## What you will do:
Within the listing below, determine how many lines hold the word "screenshot". Give the number with no commentary.

----

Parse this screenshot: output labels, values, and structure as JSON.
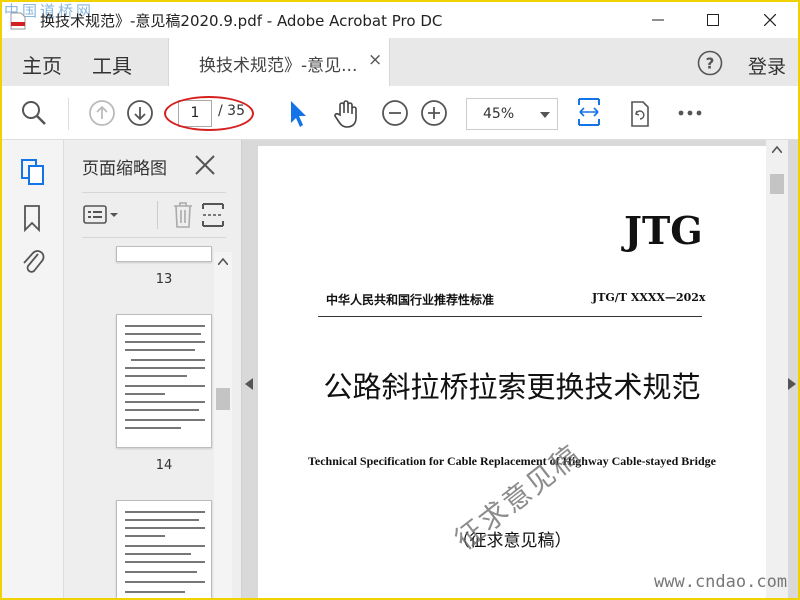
{
  "window": {
    "title": "换技术规范》-意见稿2020.9.pdf - Adobe Acrobat Pro DC",
    "watermark_top": "中国道桥网",
    "watermark_bottom": "www.cndao.com"
  },
  "tabs": {
    "home": "主页",
    "tools": "工具",
    "document": "换技术规范》-意见...",
    "document_close": "×",
    "login": "登录"
  },
  "toolbar": {
    "current_page": "1",
    "total_pages": "/ 35",
    "zoom": "45%"
  },
  "thumbnails": {
    "title": "页面缩略图",
    "pages": [
      {
        "number": "13"
      },
      {
        "number": "14"
      }
    ]
  },
  "document": {
    "code": "JTG",
    "standard_type": "中华人民共和国行业推荐性标准",
    "standard_number": "JTG/T XXXX—202x",
    "title": "公路斜拉桥拉索更换技术规范",
    "english_title": "Technical Specification for Cable Replacement of Highway Cable-stayed Bridge",
    "draft_label": "（征求意见稿）",
    "stamp": "征求意见稿"
  },
  "colors": {
    "accent_blue": "#1473e6",
    "annotation_red": "#d61f1f",
    "frame_yellow": "#f0d200"
  }
}
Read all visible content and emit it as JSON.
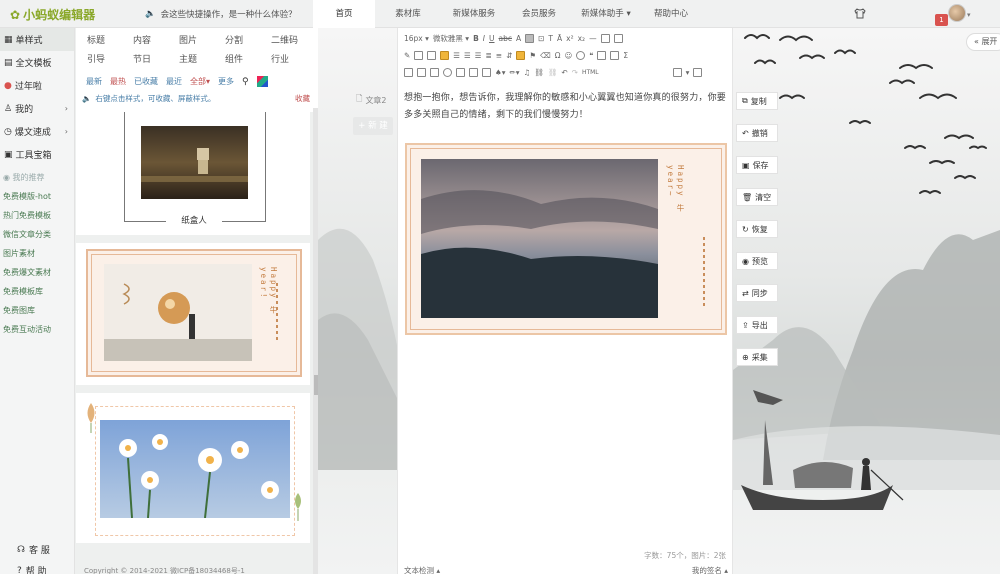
{
  "topbar": {
    "logo": "小蚂蚁编辑器",
    "notice": "会这些快捷操作，是一种什么体验？",
    "tabs": [
      "首页",
      "素材库",
      "新媒体服务",
      "会员服务",
      "新媒体助手",
      "帮助中心"
    ],
    "helper_caret": "▾",
    "badge": "1",
    "avatar_caret": "▾"
  },
  "leftnav": {
    "items": [
      {
        "label": "单样式",
        "icon": "grid-icon",
        "active": true,
        "arrow": ""
      },
      {
        "label": "全文模板",
        "icon": "layout-icon",
        "active": false,
        "arrow": ""
      },
      {
        "label": "过年啦",
        "icon": "lantern-icon",
        "active": false,
        "arrow": ""
      },
      {
        "label": "我的",
        "icon": "user-icon",
        "active": false,
        "arrow": "›"
      },
      {
        "label": "爆文速成",
        "icon": "clock-icon",
        "active": false,
        "arrow": "›"
      },
      {
        "label": "工具宝箱",
        "icon": "toolbox-icon",
        "active": false,
        "arrow": ""
      }
    ],
    "links": [
      {
        "label": "我的推荐",
        "grey": true
      },
      {
        "label": "免费模版-hot",
        "grey": false
      },
      {
        "label": "热门免费模板",
        "grey": false
      },
      {
        "label": "微信文章分类",
        "grey": false
      },
      {
        "label": "图片素材",
        "grey": false
      },
      {
        "label": "免费爆文素材",
        "grey": false
      },
      {
        "label": "免费模板库",
        "grey": false
      },
      {
        "label": "免费图库",
        "grey": false
      },
      {
        "label": "免费互动活动",
        "grey": false
      }
    ],
    "service": "客 服",
    "help": "帮 助"
  },
  "panel": {
    "categories": [
      "标题",
      "内容",
      "图片",
      "分割",
      "二维码",
      "引导",
      "节日",
      "主题",
      "组件",
      "行业"
    ],
    "filters": [
      "最新",
      "最热",
      "已收藏",
      "最近",
      "全部"
    ],
    "all_caret": "▾",
    "more": "更多",
    "tip": "右键点击样式，可收藏、屏蔽样式。",
    "collect": "收藏",
    "caption1": "纸盒人",
    "card_vertical_text": "Happy 牛 year!"
  },
  "editor": {
    "doc_label": "文章2",
    "new_button": "新 建",
    "font_size": "16px",
    "font_family": "微软雅黑",
    "body_text": "想抱一抱你，想告诉你，我理解你的敏感和小心翼翼也知道你真的很努力，你要多多关照自己的情绪，剩下的我们慢慢努力！",
    "image_vertical_text": "Happy 牛 year~",
    "stats": "字数：75个，图片：2张",
    "footer_left": "文本检测",
    "footer_right": "我的签名"
  },
  "actions": [
    "复制",
    "撤销",
    "保存",
    "清空",
    "恢复",
    "预览",
    "同步",
    "导出",
    "采集"
  ],
  "expand": "« 展开",
  "copyright": "Copyright © 2014-2021 微ICP备18034468号-1"
}
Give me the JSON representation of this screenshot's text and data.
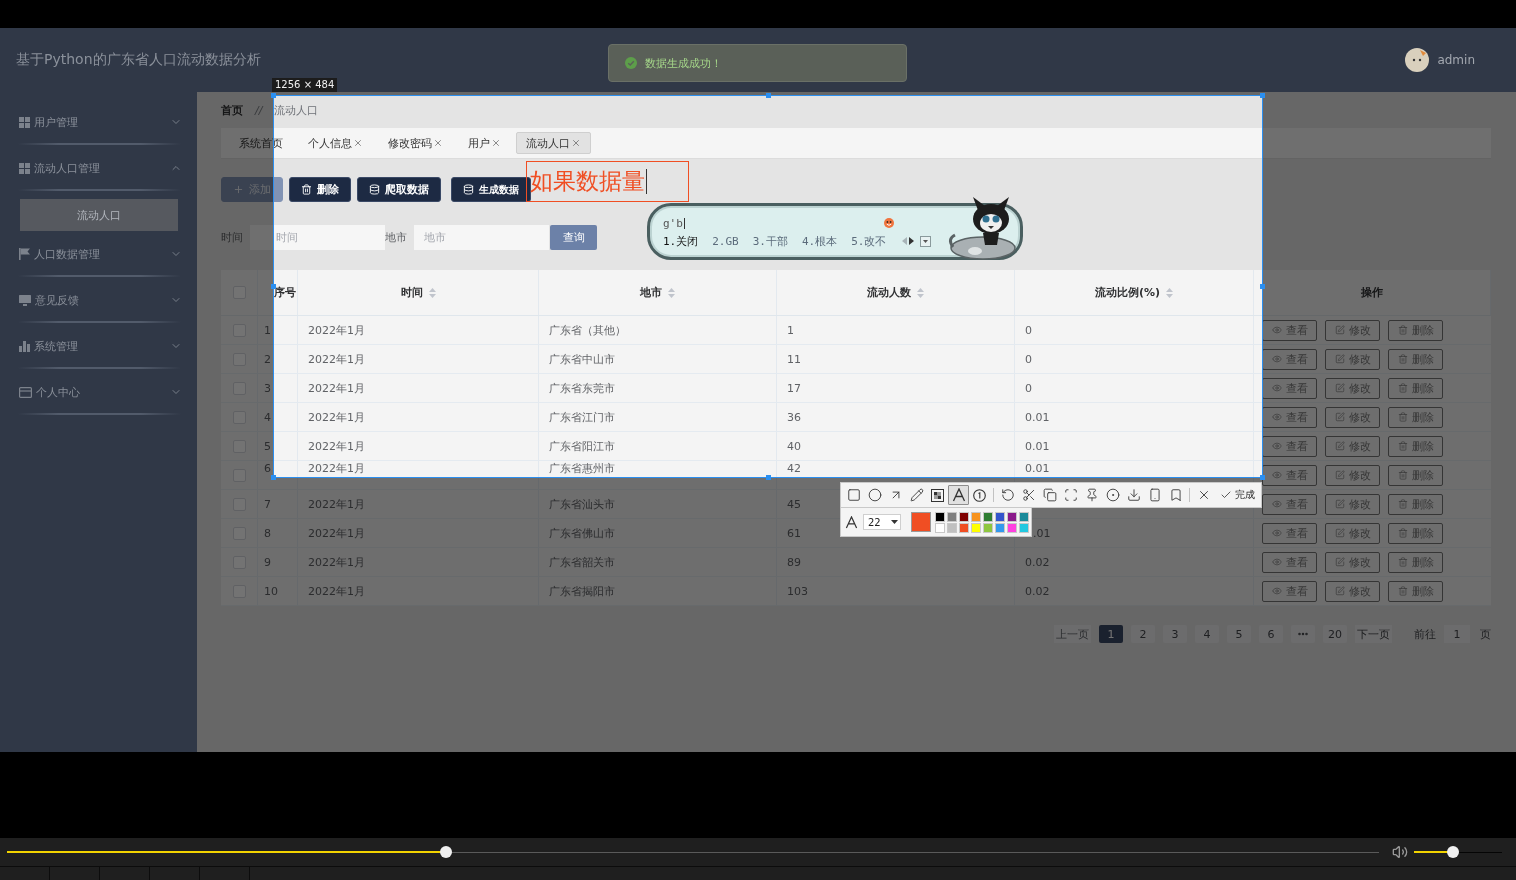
{
  "header": {
    "title": "基于Python的广东省人口流动数据分析",
    "toast": {
      "kind": "success",
      "text": "数据生成成功！"
    },
    "user": {
      "name": "admin"
    }
  },
  "sidebar": {
    "items": [
      {
        "kind": "grid",
        "label": "用户管理",
        "expanded": false
      },
      {
        "kind": "grid",
        "label": "流动人口管理",
        "expanded": true,
        "children": [
          {
            "label": "流动人口",
            "selected": true
          }
        ]
      },
      {
        "kind": "flag",
        "label": "人口数据管理",
        "expanded": false
      },
      {
        "kind": "monitor",
        "label": "意见反馈",
        "expanded": false
      },
      {
        "kind": "chart",
        "label": "系统管理",
        "expanded": false
      },
      {
        "kind": "card",
        "label": "个人中心",
        "expanded": false
      }
    ]
  },
  "breadcrumb": {
    "items": [
      "首页",
      "流动人口"
    ],
    "separator": "//"
  },
  "tabs": [
    {
      "label": "系统首页",
      "closable": false,
      "selected": false
    },
    {
      "label": "个人信息",
      "closable": true,
      "selected": false
    },
    {
      "label": "修改密码",
      "closable": true,
      "selected": false
    },
    {
      "label": "用户",
      "closable": true,
      "selected": false
    },
    {
      "label": "流动人口",
      "closable": true,
      "selected": true
    }
  ],
  "toolbar_buttons": [
    {
      "kind": "add",
      "label": "添加",
      "muted": true
    },
    {
      "kind": "delete",
      "label": "删除",
      "muted": false
    },
    {
      "kind": "crawl",
      "label": "爬取数据",
      "muted": false
    },
    {
      "kind": "generate",
      "label": "生成数据",
      "muted": false
    }
  ],
  "search": {
    "fields": [
      {
        "label": "时间",
        "placeholder": "时间"
      },
      {
        "label": "地市",
        "placeholder": "地市"
      }
    ],
    "button": "查询"
  },
  "table": {
    "all_checked": false,
    "columns": [
      {
        "label": "序号",
        "sortable": false
      },
      {
        "label": "时间",
        "sortable": true
      },
      {
        "label": "地市",
        "sortable": true
      },
      {
        "label": "流动人数",
        "sortable": true
      },
      {
        "label": "流动比例(%)",
        "sortable": true
      },
      {
        "label": "操作",
        "sortable": false
      }
    ],
    "rows": [
      {
        "checked": false,
        "cells": [
          "1",
          "2022年1月",
          "广东省（其他）",
          "1",
          "0"
        ],
        "actions": [
          {
            "kind": "view",
            "label": "查看"
          },
          {
            "kind": "edit",
            "label": "修改"
          },
          {
            "kind": "delete",
            "label": "删除"
          }
        ]
      },
      {
        "checked": false,
        "cells": [
          "2",
          "2022年1月",
          "广东省中山市",
          "11",
          "0"
        ],
        "actions": [
          {
            "kind": "view",
            "label": "查看"
          },
          {
            "kind": "edit",
            "label": "修改"
          },
          {
            "kind": "delete",
            "label": "删除"
          }
        ]
      },
      {
        "checked": false,
        "cells": [
          "3",
          "2022年1月",
          "广东省东莞市",
          "17",
          "0"
        ],
        "actions": [
          {
            "kind": "view",
            "label": "查看"
          },
          {
            "kind": "edit",
            "label": "修改"
          },
          {
            "kind": "delete",
            "label": "删除"
          }
        ]
      },
      {
        "checked": false,
        "cells": [
          "4",
          "2022年1月",
          "广东省江门市",
          "36",
          "0.01"
        ],
        "actions": [
          {
            "kind": "view",
            "label": "查看"
          },
          {
            "kind": "edit",
            "label": "修改"
          },
          {
            "kind": "delete",
            "label": "删除"
          }
        ]
      },
      {
        "checked": false,
        "cells": [
          "5",
          "2022年1月",
          "广东省阳江市",
          "40",
          "0.01"
        ],
        "actions": [
          {
            "kind": "view",
            "label": "查看"
          },
          {
            "kind": "edit",
            "label": "修改"
          },
          {
            "kind": "delete",
            "label": "删除"
          }
        ]
      },
      {
        "checked": false,
        "cells": [
          "6",
          "2022年1月",
          "广东省惠州市",
          "42",
          "0.01"
        ],
        "actions": [
          {
            "kind": "view",
            "label": "查看"
          },
          {
            "kind": "edit",
            "label": "修改"
          },
          {
            "kind": "delete",
            "label": "删除"
          }
        ]
      },
      {
        "checked": false,
        "cells": [
          "7",
          "2022年1月",
          "广东省汕头市",
          "45",
          null
        ],
        "actions": [
          {
            "kind": "view",
            "label": "查看"
          },
          {
            "kind": "edit",
            "label": "修改"
          },
          {
            "kind": "delete",
            "label": "删除"
          }
        ]
      },
      {
        "checked": false,
        "cells": [
          "8",
          "2022年1月",
          "广东省佛山市",
          "61",
          ".01"
        ],
        "actions": [
          {
            "kind": "view",
            "label": "查看"
          },
          {
            "kind": "edit",
            "label": "修改"
          },
          {
            "kind": "delete",
            "label": "删除"
          }
        ]
      },
      {
        "checked": false,
        "cells": [
          "9",
          "2022年1月",
          "广东省韶关市",
          "89",
          "0.02"
        ],
        "actions": [
          {
            "kind": "view",
            "label": "查看"
          },
          {
            "kind": "edit",
            "label": "修改"
          },
          {
            "kind": "delete",
            "label": "删除"
          }
        ]
      },
      {
        "checked": false,
        "cells": [
          "10",
          "2022年1月",
          "广东省揭阳市",
          "103",
          "0.02"
        ],
        "actions": [
          {
            "kind": "view",
            "label": "查看"
          },
          {
            "kind": "edit",
            "label": "修改"
          },
          {
            "kind": "delete",
            "label": "删除"
          }
        ]
      }
    ]
  },
  "pagination": {
    "prev": {
      "label": "上一页",
      "disabled": true
    },
    "pages": [
      {
        "kind": "page",
        "label": "1",
        "selected": true
      },
      {
        "kind": "page",
        "label": "2",
        "selected": false
      },
      {
        "kind": "page",
        "label": "3",
        "selected": false
      },
      {
        "kind": "page",
        "label": "4",
        "selected": false
      },
      {
        "kind": "page",
        "label": "5",
        "selected": false
      },
      {
        "kind": "page",
        "label": "6",
        "selected": false
      },
      {
        "kind": "more",
        "selected": false
      },
      {
        "kind": "page",
        "label": "20",
        "selected": false
      }
    ],
    "next": {
      "label": "下一页",
      "disabled": false
    },
    "jump": {
      "label": "前往",
      "value": "1",
      "suffix": "页"
    }
  },
  "screenshot": {
    "size_label": "1256 × 484",
    "annotation": {
      "text": "如果数据量"
    },
    "tool_groups": [
      [
        {
          "kind": "rectangle",
          "selected": false
        },
        {
          "kind": "ellipse",
          "selected": false
        },
        {
          "kind": "arrow",
          "selected": false
        },
        {
          "kind": "pencil",
          "selected": false
        },
        {
          "kind": "mosaic",
          "selected": false
        },
        {
          "kind": "text",
          "selected": true
        },
        {
          "kind": "counter",
          "selected": false
        }
      ],
      [
        {
          "kind": "undo",
          "selected": false
        },
        {
          "kind": "scissors",
          "selected": false
        },
        {
          "kind": "translate",
          "selected": false
        },
        {
          "kind": "scan",
          "selected": false
        },
        {
          "kind": "pin",
          "selected": false
        },
        {
          "kind": "record",
          "selected": false
        },
        {
          "kind": "download",
          "selected": false
        },
        {
          "kind": "phone",
          "selected": false
        },
        {
          "kind": "bookmark",
          "selected": false
        }
      ],
      [
        {
          "kind": "cancel",
          "selected": false
        },
        {
          "kind": "done",
          "label": "完成",
          "selected": false
        }
      ]
    ],
    "text_size": "22",
    "current": {
      "color": "#f04e23"
    },
    "palette": [
      {
        "color": "#000000"
      },
      {
        "color": "#808080"
      },
      {
        "color": "#800000"
      },
      {
        "color": "#f7931e"
      },
      {
        "color": "#2e7d32"
      },
      {
        "color": "#3355cc"
      },
      {
        "color": "#8b1a8b"
      },
      {
        "color": "#1a8a9a"
      },
      {
        "color": "#ffffff"
      },
      {
        "color": "#c0c0c0"
      },
      {
        "color": "#f04e23"
      },
      {
        "color": "#ffff00"
      },
      {
        "color": "#8dc63f"
      },
      {
        "color": "#3399ee"
      },
      {
        "color": "#ff40e0"
      },
      {
        "color": "#22c8e0"
      }
    ]
  },
  "ime": {
    "composition": "g'b",
    "candidates": [
      {
        "label": "1.关闭",
        "selected": true
      },
      {
        "label": "2.GB",
        "selected": false
      },
      {
        "label": "3.干部",
        "selected": false
      },
      {
        "label": "4.根本",
        "selected": false
      },
      {
        "label": "5.改不",
        "selected": false
      }
    ],
    "prev_disabled": true,
    "next_disabled": false
  },
  "player": {
    "progress": {
      "level": 0.32
    },
    "volume": {
      "level": 0.44
    }
  }
}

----

## Answer for the task:
3